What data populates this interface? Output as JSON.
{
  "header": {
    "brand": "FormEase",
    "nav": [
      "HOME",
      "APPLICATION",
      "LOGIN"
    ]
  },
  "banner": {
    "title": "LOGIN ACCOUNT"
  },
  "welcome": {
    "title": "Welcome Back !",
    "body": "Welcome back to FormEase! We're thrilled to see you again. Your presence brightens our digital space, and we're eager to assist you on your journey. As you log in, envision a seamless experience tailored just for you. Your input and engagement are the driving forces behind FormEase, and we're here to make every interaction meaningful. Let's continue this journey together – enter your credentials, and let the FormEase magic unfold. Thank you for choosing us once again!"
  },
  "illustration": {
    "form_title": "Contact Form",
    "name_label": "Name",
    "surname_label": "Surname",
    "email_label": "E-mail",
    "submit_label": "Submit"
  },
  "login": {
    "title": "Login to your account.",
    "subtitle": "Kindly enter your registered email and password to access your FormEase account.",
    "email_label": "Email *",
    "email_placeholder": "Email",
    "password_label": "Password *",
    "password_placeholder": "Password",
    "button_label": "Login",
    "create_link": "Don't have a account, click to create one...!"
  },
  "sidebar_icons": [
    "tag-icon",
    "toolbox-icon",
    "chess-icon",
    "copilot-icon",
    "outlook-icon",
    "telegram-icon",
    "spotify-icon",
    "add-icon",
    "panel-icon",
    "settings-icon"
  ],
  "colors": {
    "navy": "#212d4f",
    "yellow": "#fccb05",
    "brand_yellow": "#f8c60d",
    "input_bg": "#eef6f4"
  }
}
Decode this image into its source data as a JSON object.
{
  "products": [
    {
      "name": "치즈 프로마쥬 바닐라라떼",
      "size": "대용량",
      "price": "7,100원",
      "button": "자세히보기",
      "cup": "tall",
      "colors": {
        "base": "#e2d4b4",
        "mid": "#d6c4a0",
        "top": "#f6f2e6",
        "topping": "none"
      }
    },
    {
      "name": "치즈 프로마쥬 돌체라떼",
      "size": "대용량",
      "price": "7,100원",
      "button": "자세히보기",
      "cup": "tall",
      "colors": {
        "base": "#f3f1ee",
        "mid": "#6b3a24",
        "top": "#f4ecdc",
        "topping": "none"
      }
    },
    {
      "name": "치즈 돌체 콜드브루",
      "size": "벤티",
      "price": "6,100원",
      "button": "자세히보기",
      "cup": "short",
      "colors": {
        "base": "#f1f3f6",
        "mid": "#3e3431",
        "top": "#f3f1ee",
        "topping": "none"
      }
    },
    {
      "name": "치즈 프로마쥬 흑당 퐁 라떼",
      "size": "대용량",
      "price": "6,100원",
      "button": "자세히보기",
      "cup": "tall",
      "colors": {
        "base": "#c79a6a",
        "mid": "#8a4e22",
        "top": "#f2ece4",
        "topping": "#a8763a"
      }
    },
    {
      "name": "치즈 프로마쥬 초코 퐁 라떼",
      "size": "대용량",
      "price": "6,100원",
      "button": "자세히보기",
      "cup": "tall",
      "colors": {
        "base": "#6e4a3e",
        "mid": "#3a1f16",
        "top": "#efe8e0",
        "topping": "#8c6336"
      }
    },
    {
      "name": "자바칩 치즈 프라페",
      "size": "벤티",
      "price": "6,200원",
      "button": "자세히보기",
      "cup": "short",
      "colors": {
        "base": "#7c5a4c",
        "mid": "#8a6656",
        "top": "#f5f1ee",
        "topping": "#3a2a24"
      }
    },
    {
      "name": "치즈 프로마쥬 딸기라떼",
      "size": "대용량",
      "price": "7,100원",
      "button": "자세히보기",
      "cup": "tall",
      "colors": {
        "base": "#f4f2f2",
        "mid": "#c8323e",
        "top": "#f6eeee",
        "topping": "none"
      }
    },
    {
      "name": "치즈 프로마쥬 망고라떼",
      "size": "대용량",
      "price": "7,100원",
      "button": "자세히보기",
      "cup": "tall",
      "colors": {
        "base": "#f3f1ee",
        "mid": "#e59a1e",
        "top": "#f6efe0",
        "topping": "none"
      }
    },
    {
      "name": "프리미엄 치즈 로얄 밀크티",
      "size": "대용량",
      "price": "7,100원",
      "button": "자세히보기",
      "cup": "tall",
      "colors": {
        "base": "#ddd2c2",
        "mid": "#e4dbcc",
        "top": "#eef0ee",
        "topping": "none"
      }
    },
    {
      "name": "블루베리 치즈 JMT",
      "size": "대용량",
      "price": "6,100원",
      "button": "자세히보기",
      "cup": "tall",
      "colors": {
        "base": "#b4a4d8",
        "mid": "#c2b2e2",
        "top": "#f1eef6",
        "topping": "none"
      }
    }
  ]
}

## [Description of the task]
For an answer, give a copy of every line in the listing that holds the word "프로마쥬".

## [Task result]
      "name": "치즈 프로마쥬 바닐라라떼",
      "name": "치즈 프로마쥬 돌체라떼",
      "name": "치즈 프로마쥬 흑당 퐁 라떼",
      "name": "치즈 프로마쥬 초코 퐁 라떼",
      "name": "치즈 프로마쥬 딸기라떼",
      "name": "치즈 프로마쥬 망고라떼",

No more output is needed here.